“I can’t get past tearing down two residential homes to put in a parking lot. I just can’t get past that. … That actually turns my stomach to see you tear down two residential homes to put in a parking lot,” said Ward 1 Alderman Ann McMunn, who lives in the Court Drive neighborhood that has also been targeted for commercial development.
“Those two homes are currently surrounded by commercial … to me, this plan designates very specifically the beginnings of the residential areas going east on East Watson and completes the commercial area by Ameren,” countered board President Thompson Price. “I’m not too concerned about two homes and why that would upset you when we’re improving the entire area.”
Syberg personally called out Wong, accusing the alderman of having a “personal vendetta” against Helen’s and Sheevam. He said he and Sheevam hadn’t complained when the city approved the Tidal Wave car wash nearby.
“What do you want us to do? You’ve been … against this the whole time. I feel like you have a personal vendetta against Syberg’s and HR. … You’ve complained on every plan we’ve brought to the board, and you’re the one doing all the complaining but you’re not giving us any solutions,” said Syberg. “Why don’t you come up with a solution for us and let us know what we’re supposed to do here. Do you not want a nice restaurant and a nice hotel here? I don’t understand.”
“Once upon a time I was not only supportive but a cheerleader of this project. When I made the comments that the initial CID request was a bit too high — that’s because there was a lot of pork added on like the $570,000 in demolition that HR was already obligated to do,” replied Wong. “I never thought the parking structure was a bad idea. … There was just a lot of pork put on. … It was objectively too high, and the fact that no one gave feedback to get rid of the parking structure and use the residential lots … I appreciate your comments but please don’t mistake me being demanding and fighting for what I think is right on behalf of the city as complaining.”
McMunn suggested collaborating with commercial real-estate agency Sansone, which owns a portion of the shopping center next to Helen’s, to use some of that lot for Helen’s parking.

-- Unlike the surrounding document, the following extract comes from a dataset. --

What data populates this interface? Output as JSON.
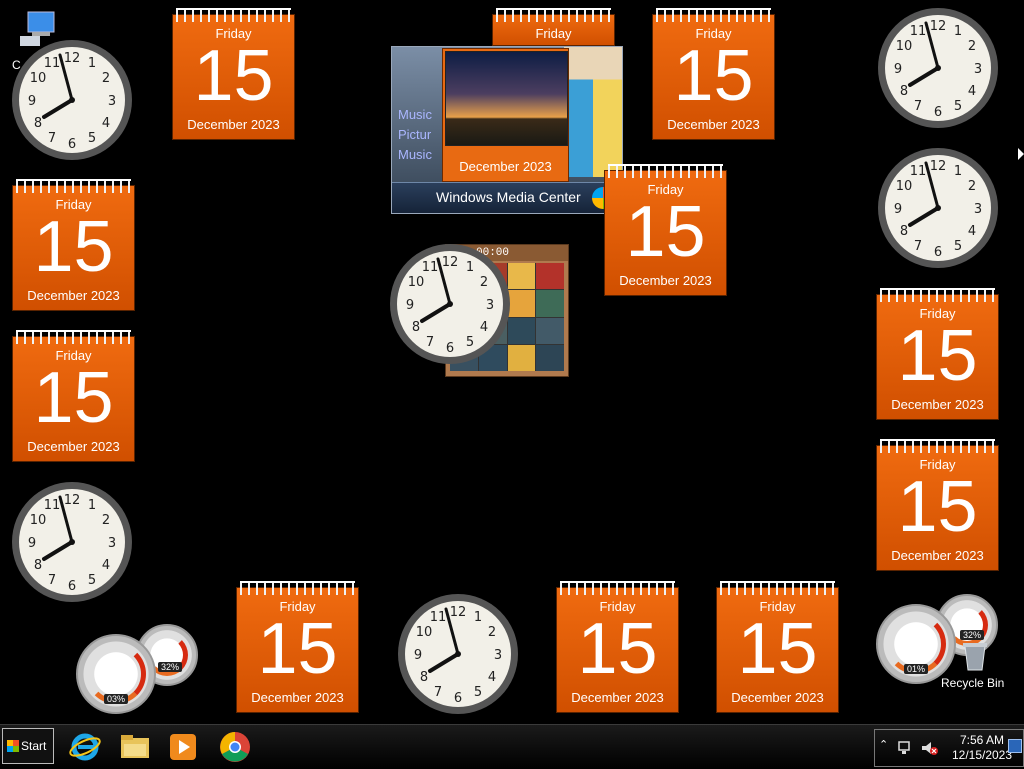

Much of the shopping center is empty after the city’s Toys “R” Us closed in 2018. McMunn said she was far more likely to park there than walk from any back parking lot.
But Syberg said that Goldman Sachs now owns 95 percent of that shopping plaza and has told Helen’s that the lot isn’t an option for people looking to go to the Irish pub.
“They’ve told us, ‘We’re gonna get somebody in here, you better secure your parking,’” Syberg said.
“We seem to be chasing our own tail. We’re trying to solve everyone’s concerns, but we keep coming back to square one,” said Sheevam. “Why are we wasting time talking about this? We want to develop this site … but we aren’t getting clear-cut directions.”
After further debate back and forth among Sheevam, Syberg and aldermen, the hotel owner suggested the city create a committee comprised of himself, Syberg, three aldermen and a resident to review what exactly the city would like to see at the property.
“I want to know what I can put on the table that you guys are going to approve, so I don’t keep going in circles,” said Sheevam. “I ask each and every one of you to look at this picture from a broader standpoint — do you want success for the long term, or do you want to worry about a parking garage, two houses leveled down?”
Since the project is in Ward 2, Fribis reviewed the proposal with Wong and fellow Ward 2 Alderman Steve Bersche, Ward 3 Alderman Cathy Friedmann and resident Deb Wilke.
The committee narrowed the request to just the CID, but a vote on the sales tax hasn’t happened yet. At the developer’s request, the plan was postponed Aug. 25 and Sept. 8.
It is not yet known if the matter will be taken up at the meeting in October.